The withdrawal of a Member State – even a notoriously reluctant one – illustrates that the individual crises of the EU add up to more than their sum; "Brexit" thus suggests a deeper crisis of the European Union, relating to its substantive constitutional aims. If that is the case, the EU not only needs to administer the first ever withdrawal of a Member State in a measured manner not impacting more than necessary on the relations to its stroppy North-westerly neighbour posed to enhance perceived competitiveness through a deregulation campaign. There is also a necessity of reacting more fundamentally, and to refocus the European Union on facing the future challenges of ecological and socio-economic sustainability while also re-engaging with its citizenry. Since the European Union remains a project based on integration through law, the medium and long-term plans for responding to this situation will have to be grounded in its legal order, without neglecting the societal and political embeddedness of law. This special issue tackles this challenge with a focus on the substantive law of the European Union, asking whether and how the EU should react to “Brexit”. It does so based on the idea that it is from the fringes of the European Union that the need for change can best be observed. Accordingly, the issue assembles authors from Ireland, North and South, from Finland, Poland and the UK (with origins in Germany and Greece, though). Alongside debates on the future of EU citizenship, environmental and social policy, the articles also discuss aspects of the rule of law crisis in Poland and perspectives of the EU’s breakup for the island of Ireland. This selection is far from eclectic, as it addresses core aspects of the future of the EU as well as the challenges emanating from its Eastern and Western fringes.

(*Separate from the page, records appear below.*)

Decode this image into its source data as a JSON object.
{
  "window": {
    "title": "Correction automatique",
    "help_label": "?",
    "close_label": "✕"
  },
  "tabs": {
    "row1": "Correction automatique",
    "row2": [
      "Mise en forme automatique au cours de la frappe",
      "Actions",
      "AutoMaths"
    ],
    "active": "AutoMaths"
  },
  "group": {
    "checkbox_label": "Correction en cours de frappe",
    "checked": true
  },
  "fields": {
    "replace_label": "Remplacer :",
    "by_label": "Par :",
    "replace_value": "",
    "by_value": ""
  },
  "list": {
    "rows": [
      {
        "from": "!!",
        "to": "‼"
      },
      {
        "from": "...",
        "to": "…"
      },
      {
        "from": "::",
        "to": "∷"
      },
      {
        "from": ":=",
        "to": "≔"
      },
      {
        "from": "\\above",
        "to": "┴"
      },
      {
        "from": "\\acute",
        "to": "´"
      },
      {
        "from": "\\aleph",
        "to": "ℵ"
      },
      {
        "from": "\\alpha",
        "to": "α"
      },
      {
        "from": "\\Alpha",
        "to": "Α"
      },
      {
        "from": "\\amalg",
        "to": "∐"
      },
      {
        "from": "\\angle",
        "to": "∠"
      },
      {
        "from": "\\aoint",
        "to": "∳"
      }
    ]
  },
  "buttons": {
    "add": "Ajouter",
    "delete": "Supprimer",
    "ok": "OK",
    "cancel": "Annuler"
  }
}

|Journal||Northern Ireland Legal Quarterly|
|Publication status||Published - 10 Sep 2018|